_WORK ITEM_: Retype the records word for word. Skip every image.

_SOURCE RECORDS_:
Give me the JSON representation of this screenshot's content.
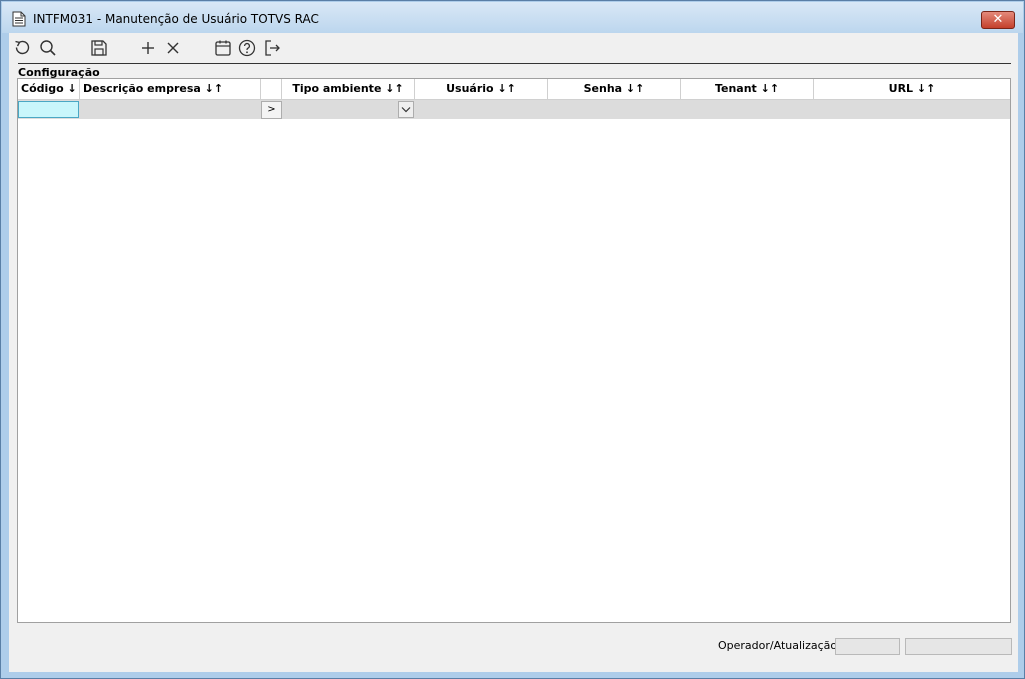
{
  "window": {
    "title": "INTFM031 - Manutenção de Usuário TOTVS RAC",
    "title_icon": "document-icon",
    "close_icon": "close-icon",
    "close_glyph": "✕"
  },
  "toolbar": {
    "buttons": [
      {
        "icon": "refresh-icon"
      },
      {
        "icon": "search-icon"
      },
      {
        "icon": "save-icon"
      },
      {
        "icon": "add-icon"
      },
      {
        "icon": "delete-icon"
      },
      {
        "icon": "calendar-icon"
      },
      {
        "icon": "help-icon"
      },
      {
        "icon": "exit-icon"
      }
    ]
  },
  "group": {
    "label": "Configuração"
  },
  "grid": {
    "columns": [
      {
        "label": "Código ↓↑"
      },
      {
        "label": "Descrição empresa ↓↑"
      },
      {
        "label": ""
      },
      {
        "label": "Tipo ambiente ↓↑"
      },
      {
        "label": "Usuário ↓↑"
      },
      {
        "label": "Senha ↓↑"
      },
      {
        "label": "Tenant ↓↑"
      },
      {
        "label": "URL ↓↑"
      }
    ],
    "row": {
      "codigo": "",
      "descricao": "",
      "arrow_label": ">",
      "tipo_ambiente": "",
      "usuario": "",
      "senha": "",
      "tenant": "",
      "url": ""
    }
  },
  "footer": {
    "operador_label": "Operador/Atualização",
    "operador": "",
    "atualizacao": ""
  },
  "colors": {
    "title_bar": "#bcd6ee",
    "client_bg": "#f0f0f0",
    "active_cell": "#c9f6fb",
    "row_bg": "#dcdcdc",
    "close_button": "#c4402c"
  }
}
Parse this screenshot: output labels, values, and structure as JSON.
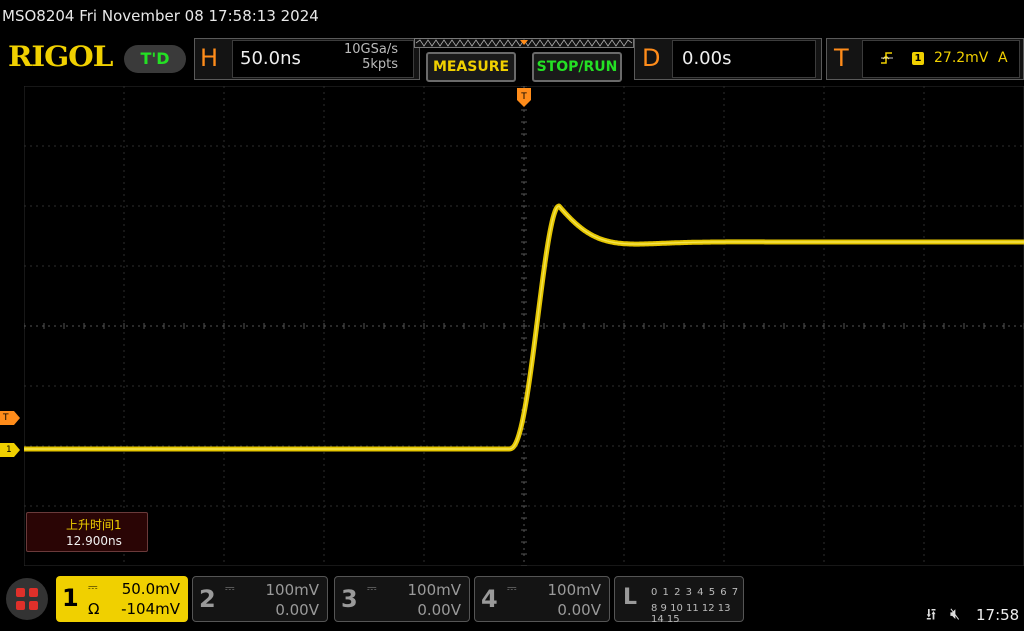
{
  "titlebar": {
    "model_datetime": "MSO8204  Fri November 08 17:58:13 2024"
  },
  "logo": {
    "text": "RIGOL"
  },
  "status": {
    "run_state": "T'D"
  },
  "horizontal": {
    "letter": "H",
    "timebase": "50.0ns",
    "sample_rate": "10GSa/s",
    "memory_depth": "5kpts"
  },
  "buttons": {
    "measure": "MEASURE",
    "stop_run": "STOP/RUN"
  },
  "delay": {
    "letter": "D",
    "value": "0.00s"
  },
  "trigger": {
    "letter": "T",
    "slope_icon": "rising-edge-icon",
    "source": "1",
    "level": "27.2mV",
    "mode": "A"
  },
  "markers": {
    "trigger_level": "T",
    "channel1": "1",
    "trigger_position": "T"
  },
  "measurement": {
    "name": "上升时间1",
    "value": "12.900ns"
  },
  "channels": [
    {
      "num": "1",
      "coupling": "DC",
      "impedance": "Ω",
      "scale": "50.0mV",
      "offset": "-104mV"
    },
    {
      "num": "2",
      "coupling": "DC",
      "scale": "100mV",
      "offset": "0.00V"
    },
    {
      "num": "3",
      "coupling": "DC",
      "scale": "100mV",
      "offset": "0.00V"
    },
    {
      "num": "4",
      "coupling": "DC",
      "scale": "100mV",
      "offset": "0.00V"
    }
  ],
  "logic": {
    "letter": "L",
    "row1": "0 1 2 3   4 5 6 7",
    "row2": "8 9 10 11 12 13 14 15"
  },
  "systray": {
    "clock": "17:58",
    "usb_icon": "usb-icon",
    "speaker_icon": "speaker-muted-icon"
  },
  "colors": {
    "ch1": "#f0d000",
    "accent": "#ff8c1a",
    "green": "#24e024",
    "grid": "#3a3a3a"
  },
  "waveform": {
    "grid_divisions": [
      10,
      8
    ],
    "baseline_div": -2.05,
    "settled_div": 1.4,
    "overshoot_div": 2.0,
    "edge_start_div": 0.0
  }
}
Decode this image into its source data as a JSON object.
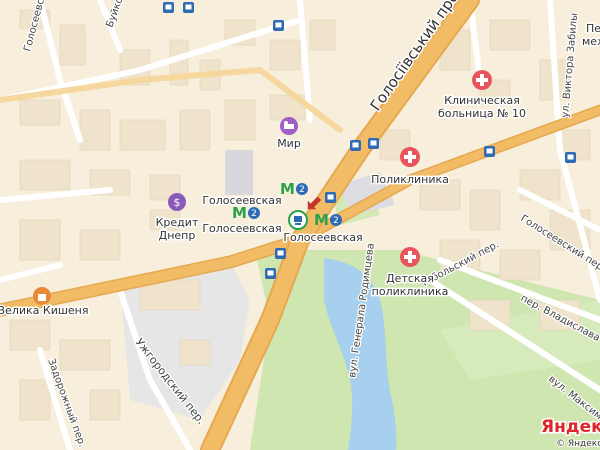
{
  "labels": {
    "metro_top": "Голосеевская",
    "metro_left": "Голосеевская",
    "metro_center": "Голосеевская",
    "mir": "Мир",
    "kredit_1": "Кредит",
    "kredit_2": "Днепр",
    "velyka_kyshenia": "Велика Кишеня",
    "polyclinic": "Поликлиника",
    "clinical_1": "Клиническая",
    "clinical_2": "больница № 10",
    "children_1": "Детская",
    "children_2": "поликлиника",
    "top_right_1": "Печ",
    "top_right_2": "меж"
  },
  "streets": {
    "holosiivskyi": "Голосіївський просп.",
    "uzhgorodskyi": "Ужгородский пер.",
    "tobolskyi": "Тобольский пер.",
    "holosiivskyi_per": "Голосеевский пер.",
    "vladyslava": "пер. Владислава Заречного",
    "rodymtseva": "вул. Генерала Родимцева",
    "zadorozhnyi": "Задорожный пер.",
    "zabily": "ул. Виктора Забилы",
    "holosiivska_side": "Голосеевская ул.",
    "buiko": "Буйко",
    "maksym": "вул. Максим"
  },
  "metro_line_number": "2",
  "brand": {
    "logo": "Яндекс",
    "copyright": "© Яндекс"
  },
  "colors": {
    "background": "#f7efdc",
    "building": "#efe3cc",
    "park": "#cfe6b0",
    "water": "#a6d0ee",
    "major_road": "#f2bb66",
    "road": "#ffffff",
    "metro": "#2aa24a",
    "bus_stop": "#2f6bb3",
    "hospital": "#e8555b",
    "hotel": "#a05ec7",
    "bank": "#8a5ab8",
    "shop": "#e88a3a"
  },
  "icons": [
    "metro-icon",
    "bus-stop-icon",
    "hospital-icon",
    "hotel-icon",
    "bank-icon",
    "shop-icon",
    "entrance-arrow-icon"
  ]
}
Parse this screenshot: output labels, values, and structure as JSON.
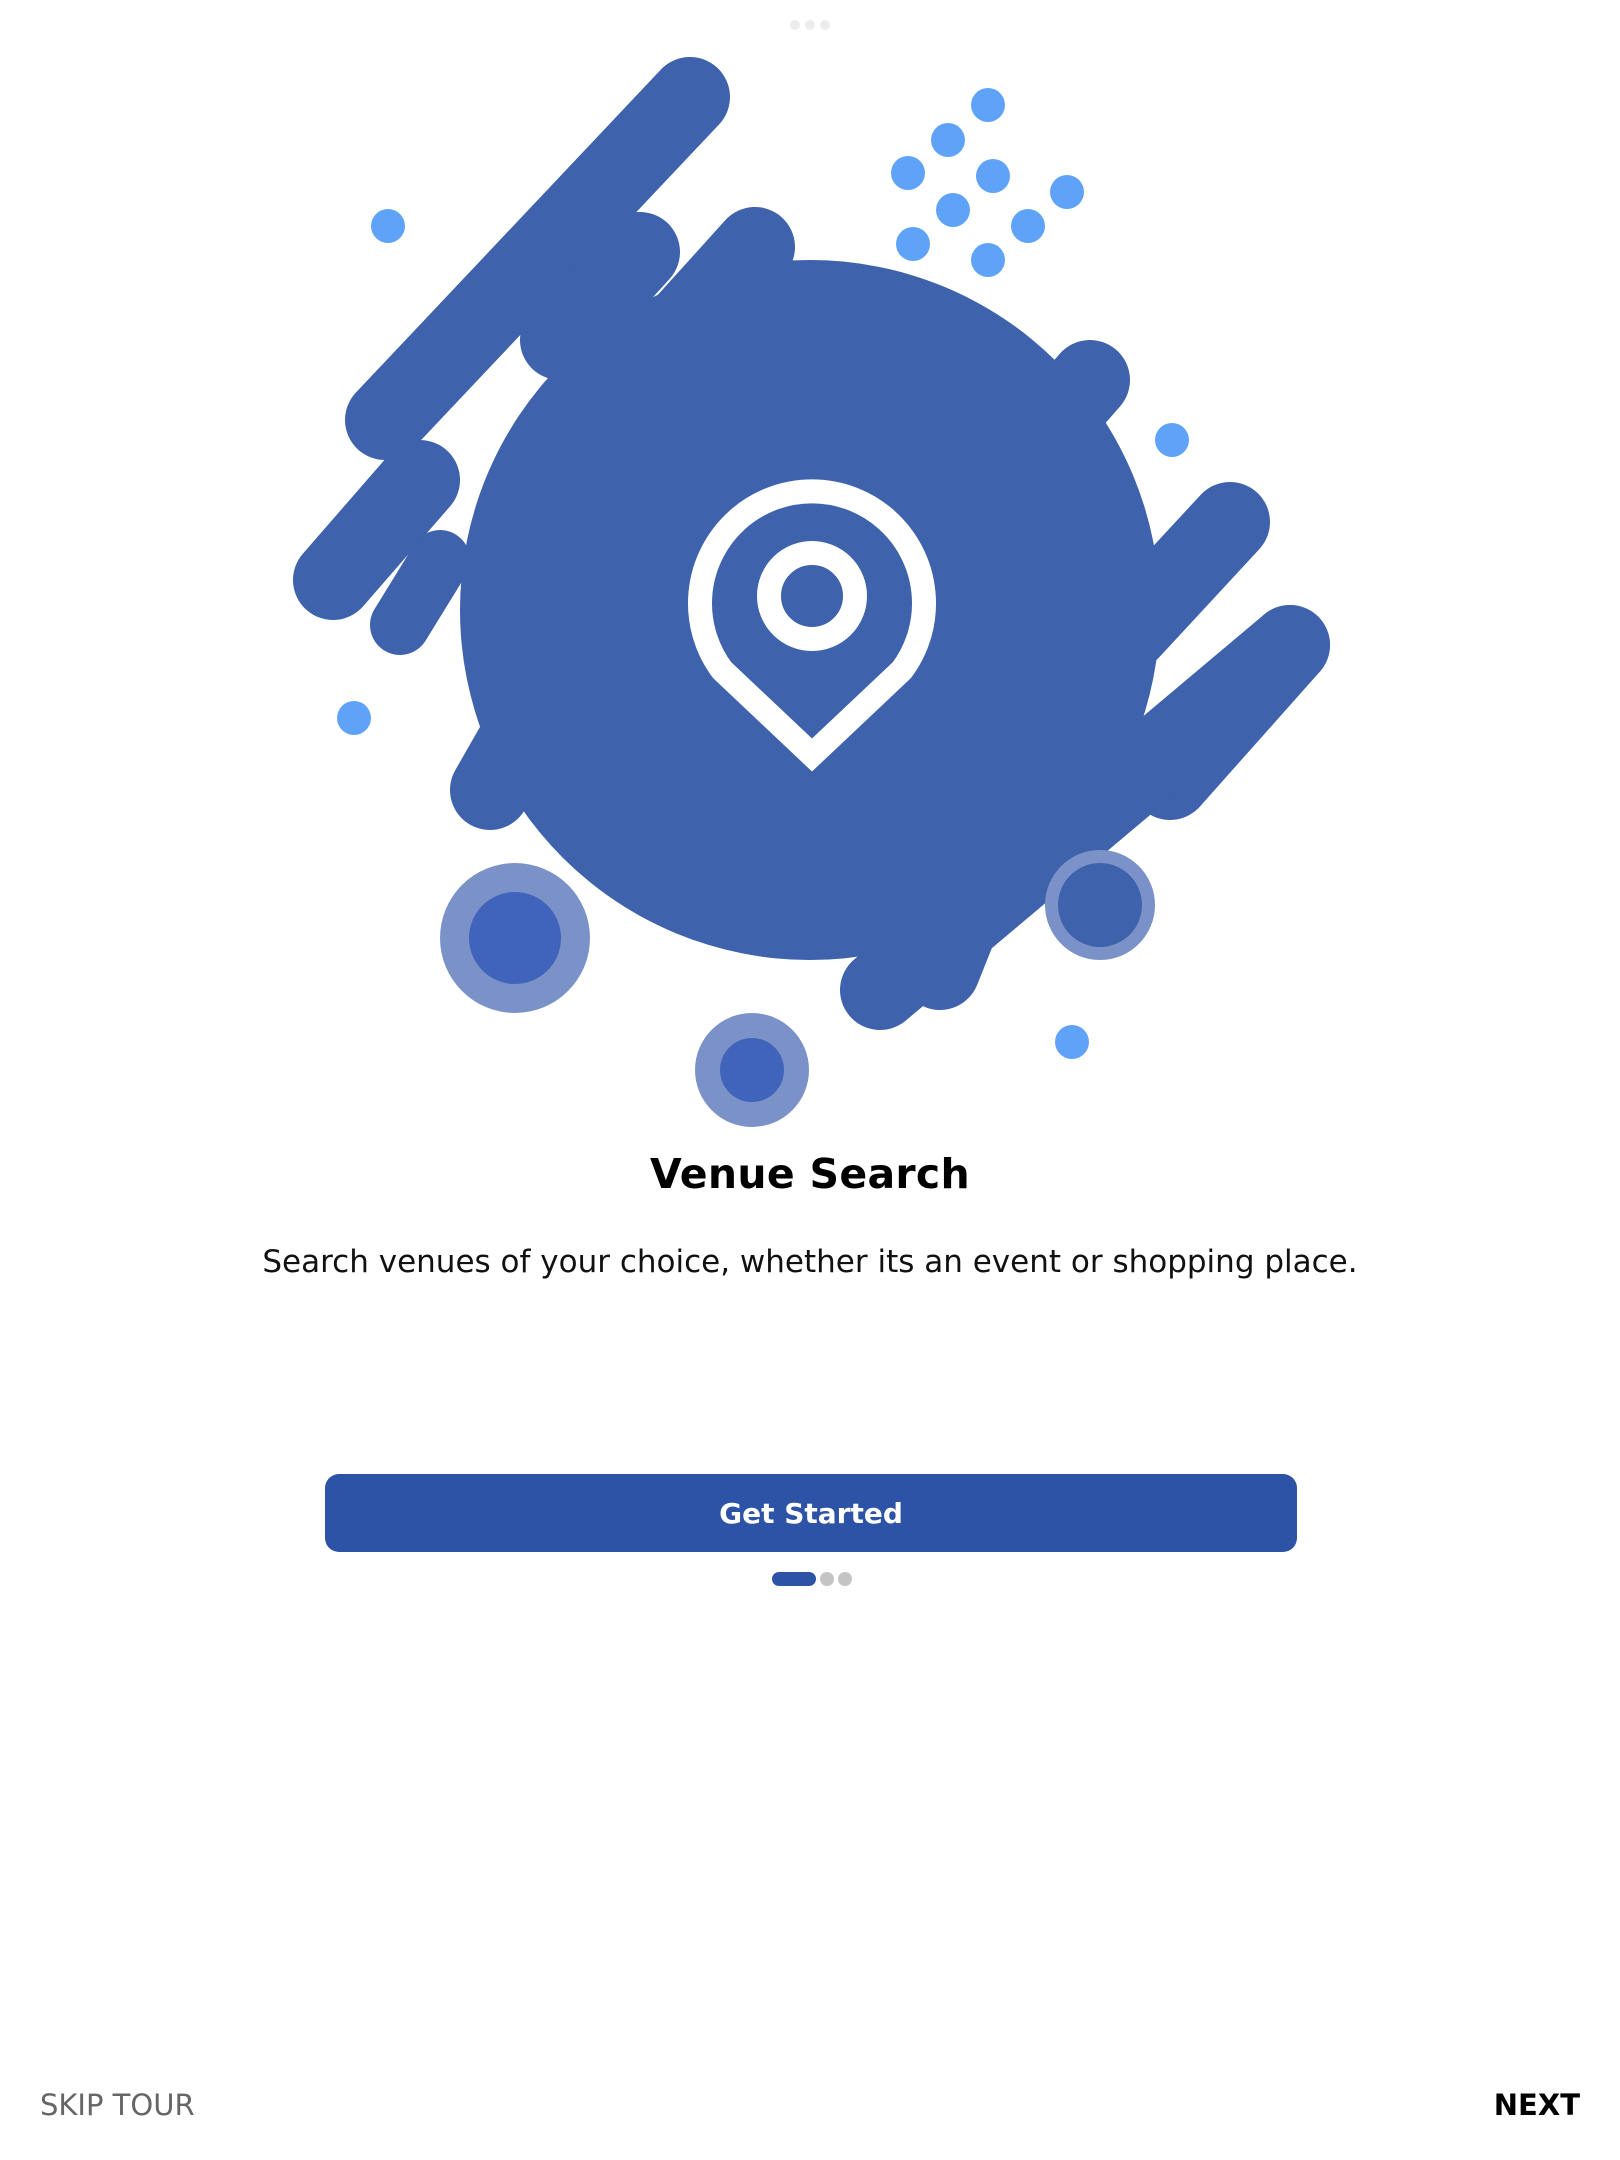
{
  "onboarding": {
    "title": "Venue Search",
    "description": "Search venues of your choice, whether its an event or shopping place.",
    "cta_label": "Get Started",
    "pager": {
      "total_pages": 3,
      "current_page": 1
    },
    "illustration_icon": "map-pin-icon"
  },
  "footer": {
    "skip_label": "SKIP TOUR",
    "next_label": "NEXT"
  },
  "colors": {
    "primary": "#2d53a6",
    "illustration_blue": "#3f62ad",
    "accent_dot": "#5ea3f8",
    "ring_light": "#7b92c8",
    "ring_core": "#4063bb",
    "inactive_dot": "#c4c4c4"
  }
}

_FINISHED TASK_:
Give me the JSON representation of this screenshot's content.
{
  "window": {
    "title": "INTFM031 - Manutenção de Usuário TOTVS RAC",
    "title_icon": "document-icon",
    "close_icon": "close-icon",
    "close_glyph": "✕"
  },
  "toolbar": {
    "buttons": [
      {
        "icon": "refresh-icon"
      },
      {
        "icon": "search-icon"
      },
      {
        "icon": "save-icon"
      },
      {
        "icon": "add-icon"
      },
      {
        "icon": "delete-icon"
      },
      {
        "icon": "calendar-icon"
      },
      {
        "icon": "help-icon"
      },
      {
        "icon": "exit-icon"
      }
    ]
  },
  "group": {
    "label": "Configuração"
  },
  "grid": {
    "columns": [
      {
        "label": "Código ↓↑"
      },
      {
        "label": "Descrição empresa ↓↑"
      },
      {
        "label": ""
      },
      {
        "label": "Tipo ambiente ↓↑"
      },
      {
        "label": "Usuário ↓↑"
      },
      {
        "label": "Senha ↓↑"
      },
      {
        "label": "Tenant ↓↑"
      },
      {
        "label": "URL ↓↑"
      }
    ],
    "row": {
      "codigo": "",
      "descricao": "",
      "arrow_label": ">",
      "tipo_ambiente": "",
      "usuario": "",
      "senha": "",
      "tenant": "",
      "url": ""
    }
  },
  "footer": {
    "operador_label": "Operador/Atualização",
    "operador": "",
    "atualizacao": ""
  },
  "colors": {
    "title_bar": "#bcd6ee",
    "client_bg": "#f0f0f0",
    "active_cell": "#c9f6fb",
    "row_bg": "#dcdcdc",
    "close_button": "#c4402c"
  }
}
Parse this screenshot: output labels, values, and structure as JSON.
{
  "titlebar": {
    "model_datetime": "MSO8204  Fri November 08 17:58:13 2024"
  },
  "logo": {
    "text": "RIGOL"
  },
  "status": {
    "run_state": "T'D"
  },
  "horizontal": {
    "letter": "H",
    "timebase": "50.0ns",
    "sample_rate": "10GSa/s",
    "memory_depth": "5kpts"
  },
  "buttons": {
    "measure": "MEASURE",
    "stop_run": "STOP/RUN"
  },
  "delay": {
    "letter": "D",
    "value": "0.00s"
  },
  "trigger": {
    "letter": "T",
    "slope_icon": "rising-edge-icon",
    "source": "1",
    "level": "27.2mV",
    "mode": "A"
  },
  "markers": {
    "trigger_level": "T",
    "channel1": "1",
    "trigger_position": "T"
  },
  "measurement": {
    "name": "上升时间1",
    "value": "12.900ns"
  },
  "channels": [
    {
      "num": "1",
      "coupling": "DC",
      "impedance": "Ω",
      "scale": "50.0mV",
      "offset": "-104mV"
    },
    {
      "num": "2",
      "coupling": "DC",
      "scale": "100mV",
      "offset": "0.00V"
    },
    {
      "num": "3",
      "coupling": "DC",
      "scale": "100mV",
      "offset": "0.00V"
    },
    {
      "num": "4",
      "coupling": "DC",
      "scale": "100mV",
      "offset": "0.00V"
    }
  ],
  "logic": {
    "letter": "L",
    "row1": "0 1 2 3   4 5 6 7",
    "row2": "8 9 10 11 12 13 14 15"
  },
  "systray": {
    "clock": "17:58",
    "usb_icon": "usb-icon",
    "speaker_icon": "speaker-muted-icon"
  },
  "colors": {
    "ch1": "#f0d000",
    "accent": "#ff8c1a",
    "green": "#24e024",
    "grid": "#3a3a3a"
  },
  "waveform": {
    "grid_divisions": [
      10,
      8
    ],
    "baseline_div": -2.05,
    "settled_div": 1.4,
    "overshoot_div": 2.0,
    "edge_start_div": 0.0
  }
}
Decode this image into its source data as a JSON object.
{
  "labels": {
    "metro_top": "Голосеевская",
    "metro_left": "Голосеевская",
    "metro_center": "Голосеевская",
    "mir": "Мир",
    "kredit_1": "Кредит",
    "kredit_2": "Днепр",
    "velyka_kyshenia": "Велика Кишеня",
    "polyclinic": "Поликлиника",
    "clinical_1": "Клиническая",
    "clinical_2": "больница № 10",
    "children_1": "Детская",
    "children_2": "поликлиника",
    "top_right_1": "Печ",
    "top_right_2": "меж"
  },
  "streets": {
    "holosiivskyi": "Голосіївський просп.",
    "uzhgorodskyi": "Ужгородский пер.",
    "tobolskyi": "Тобольский пер.",
    "holosiivskyi_per": "Голосеевский пер.",
    "vladyslava": "пер. Владислава Заречного",
    "rodymtseva": "вул. Генерала Родимцева",
    "zadorozhnyi": "Задорожный пер.",
    "zabily": "ул. Виктора Забилы",
    "holosiivska_side": "Голосеевская ул.",
    "buiko": "Буйко",
    "maksym": "вул. Максим"
  },
  "metro_line_number": "2",
  "brand": {
    "logo": "Яндекс",
    "copyright": "© Яндекс"
  },
  "colors": {
    "background": "#f7efdc",
    "building": "#efe3cc",
    "park": "#cfe6b0",
    "water": "#a6d0ee",
    "major_road": "#f2bb66",
    "road": "#ffffff",
    "metro": "#2aa24a",
    "bus_stop": "#2f6bb3",
    "hospital": "#e8555b",
    "hotel": "#a05ec7",
    "bank": "#8a5ab8",
    "shop": "#e88a3a"
  },
  "icons": [
    "metro-icon",
    "bus-stop-icon",
    "hospital-icon",
    "hotel-icon",
    "bank-icon",
    "shop-icon",
    "entrance-arrow-icon"
  ]
}
Parse this screenshot: output labels, values, and structure as JSON.
{
  "onboarding": {
    "title": "Venue Search",
    "description": "Search venues of your choice, whether its an event or shopping place.",
    "cta_label": "Get Started",
    "pager": {
      "total_pages": 3,
      "current_page": 1
    },
    "illustration_icon": "map-pin-icon"
  },
  "footer": {
    "skip_label": "SKIP TOUR",
    "next_label": "NEXT"
  },
  "colors": {
    "primary": "#2d53a6",
    "illustration_blue": "#3f62ad",
    "accent_dot": "#5ea3f8",
    "ring_light": "#7b92c8",
    "ring_core": "#4063bb",
    "inactive_dot": "#c4c4c4"
  }
}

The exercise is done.